TASK :: Which lines of the entries contain the string "JSON"? Please find them and copy them.

MATERIALS PROVIDED ::
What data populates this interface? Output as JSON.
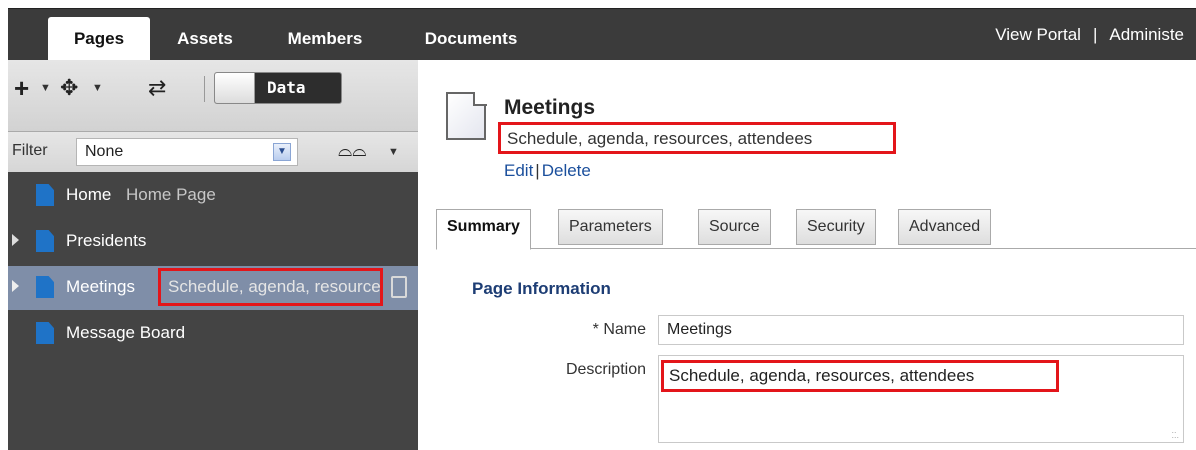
{
  "topbar": {
    "tabs": [
      "Pages",
      "Assets",
      "Members",
      "Documents"
    ],
    "active_tab": "Pages",
    "links": [
      "View Portal",
      "Administe"
    ],
    "separator": "|"
  },
  "left": {
    "toolbar": {
      "add_icon": "plus-icon",
      "move_icon": "move-icon",
      "refresh_icon": "refresh-icon",
      "toggle_label": "Data"
    },
    "filter": {
      "label": "Filter",
      "value": "None"
    },
    "tree": [
      {
        "name": "Home",
        "desc": "Home Page",
        "expandable": false,
        "selected": false
      },
      {
        "name": "Presidents",
        "desc": "",
        "expandable": true,
        "selected": false
      },
      {
        "name": "Meetings",
        "desc": "Schedule, agenda, resources, attendees",
        "expandable": true,
        "selected": true
      },
      {
        "name": "Message Board",
        "desc": "",
        "expandable": false,
        "selected": false
      }
    ]
  },
  "right": {
    "title": "Meetings",
    "subtitle": "Schedule, agenda, resources, attendees",
    "links": {
      "edit": "Edit",
      "sep": "|",
      "delete": "Delete"
    },
    "tabs": [
      "Summary",
      "Parameters",
      "Source",
      "Security",
      "Advanced"
    ],
    "active_tab": "Summary",
    "section_title": "Page Information",
    "form": {
      "name_label": "Name",
      "required_mark": "*",
      "name_value": "Meetings",
      "desc_label": "Description",
      "desc_value": "Schedule, agenda, resources, attendees"
    }
  },
  "colors": {
    "highlight": "#e3151a",
    "topbar": "#3b3b3b",
    "tree_bg": "#444444",
    "selected_row": "#7f8ea8",
    "page_icon": "#1f73c7",
    "link": "#1b4f9c"
  }
}
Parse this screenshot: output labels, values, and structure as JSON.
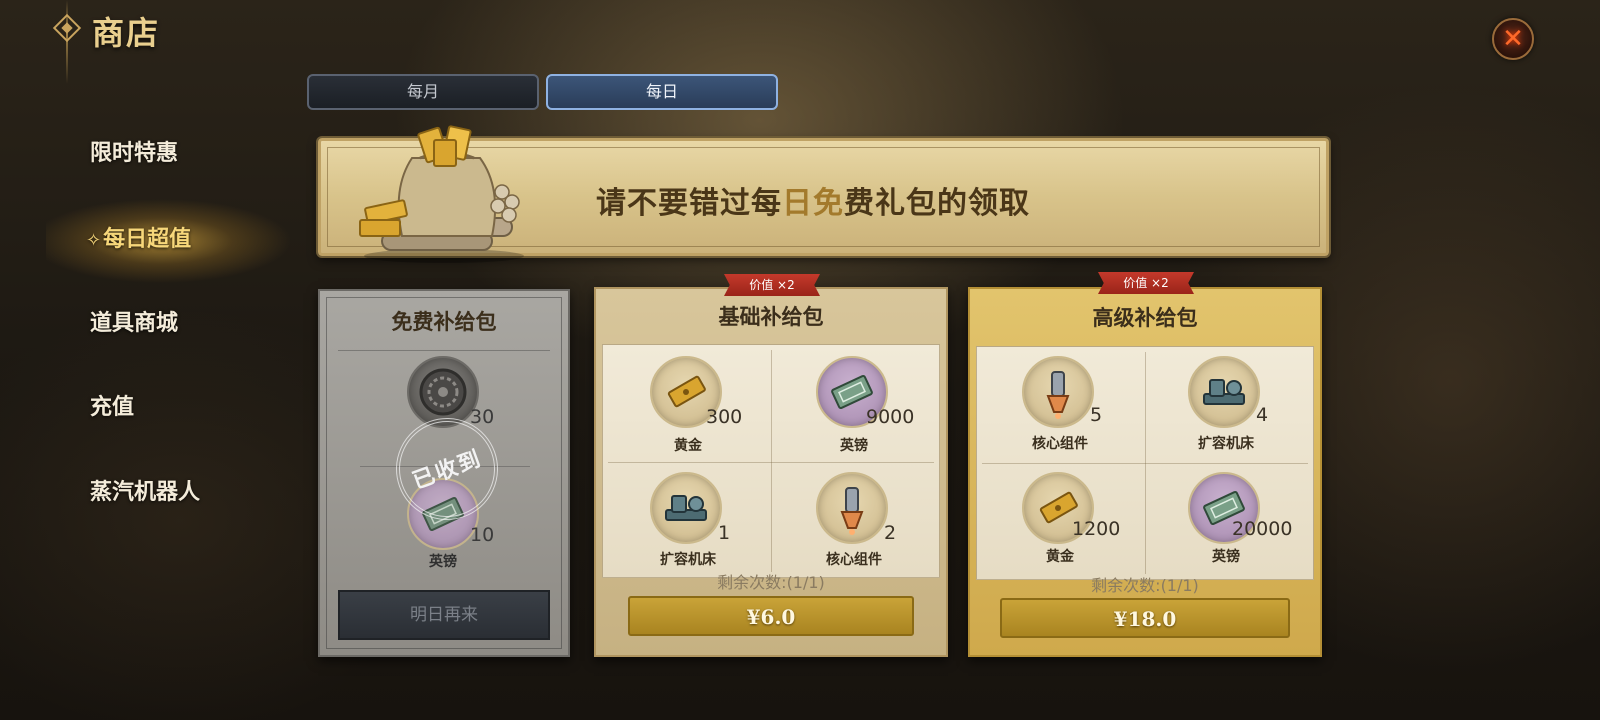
{
  "header": {
    "title": "商店"
  },
  "sidebar": {
    "items": [
      {
        "label": "限时特惠"
      },
      {
        "label": "每日超值"
      },
      {
        "label": "道具商城"
      },
      {
        "label": "充值"
      },
      {
        "label": "蒸汽机器人"
      }
    ],
    "active_index": 1
  },
  "tabs": [
    {
      "label": "每月",
      "selected": false
    },
    {
      "label": "每日",
      "selected": true
    }
  ],
  "banner": {
    "text_a": "请不要错过每",
    "text_b": "日免",
    "text_c": "费礼包的领取"
  },
  "packs": {
    "free": {
      "title": "免费补给包",
      "items": [
        {
          "name": "",
          "qty": "30",
          "icon": "gear-medal-icon"
        },
        {
          "name": "英镑",
          "qty": "10",
          "icon": "banknote-icon"
        }
      ],
      "stamp": "已收到",
      "button": "明日再来"
    },
    "basic": {
      "ribbon": "价值 ×2",
      "title": "基础补给包",
      "items": [
        {
          "name": "黄金",
          "qty": "300",
          "icon": "gold-bar-icon"
        },
        {
          "name": "英镑",
          "qty": "9000",
          "icon": "banknote-icon"
        },
        {
          "name": "扩容机床",
          "qty": "1",
          "icon": "machine-tool-icon"
        },
        {
          "name": "核心组件",
          "qty": "2",
          "icon": "core-component-icon"
        }
      ],
      "remaining": "剩余次数:(1/1)",
      "price": "¥6.0"
    },
    "advanced": {
      "ribbon": "价值 ×2",
      "title": "高级补给包",
      "items": [
        {
          "name": "核心组件",
          "qty": "5",
          "icon": "core-component-icon"
        },
        {
          "name": "扩容机床",
          "qty": "4",
          "icon": "machine-tool-icon"
        },
        {
          "name": "黄金",
          "qty": "1200",
          "icon": "gold-bar-icon"
        },
        {
          "name": "英镑",
          "qty": "20000",
          "icon": "banknote-icon"
        }
      ],
      "remaining": "剩余次数:(1/1)",
      "price": "¥18.0"
    }
  },
  "colors": {
    "accent_gold": "#f7d77a",
    "tab_selected": "#3c5578",
    "ribbon_red": "#c4392b",
    "button_gold": "#c9a338"
  }
}
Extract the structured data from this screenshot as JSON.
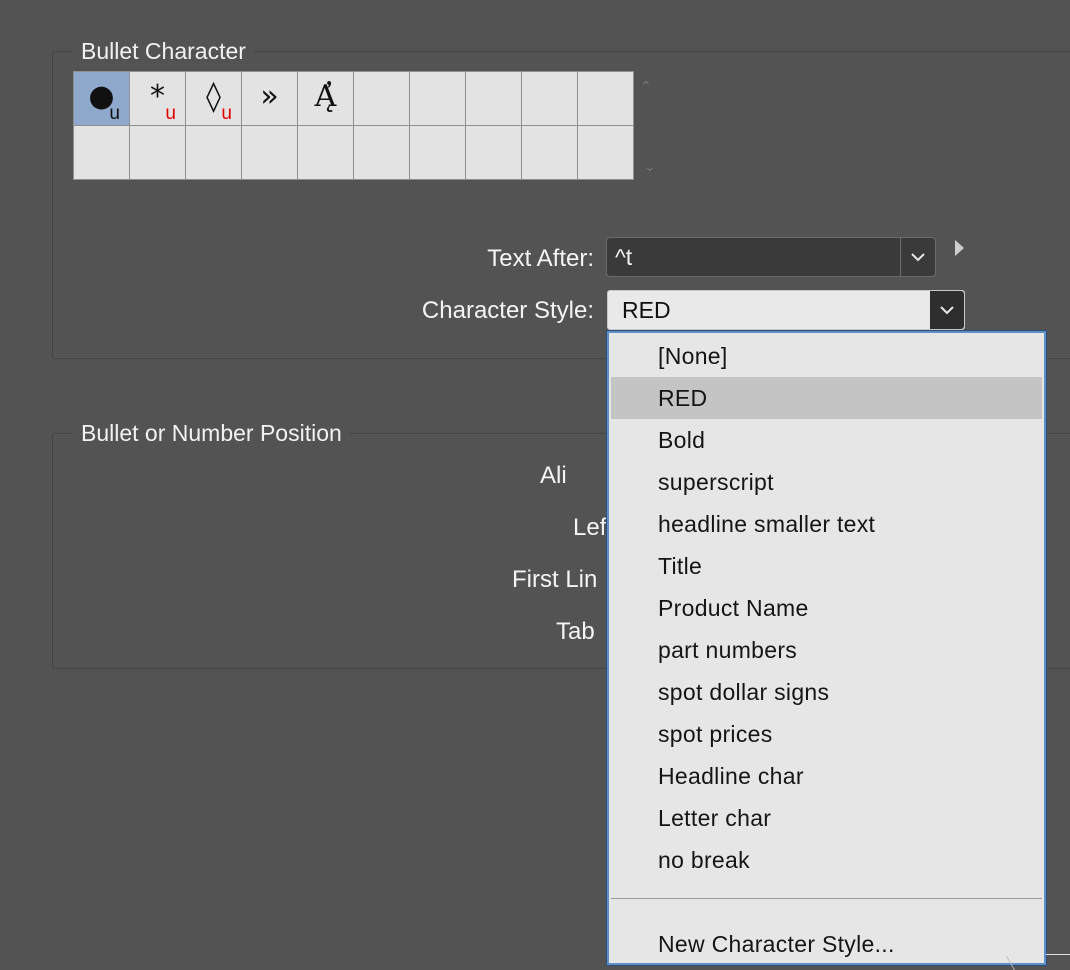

ANSWER TO THIS TASK ::
What data populates this interface? Output as JSON.
Parse this screenshot: output labels, values, and structure as JSON.
Extract the structured data from this screenshot as JSON.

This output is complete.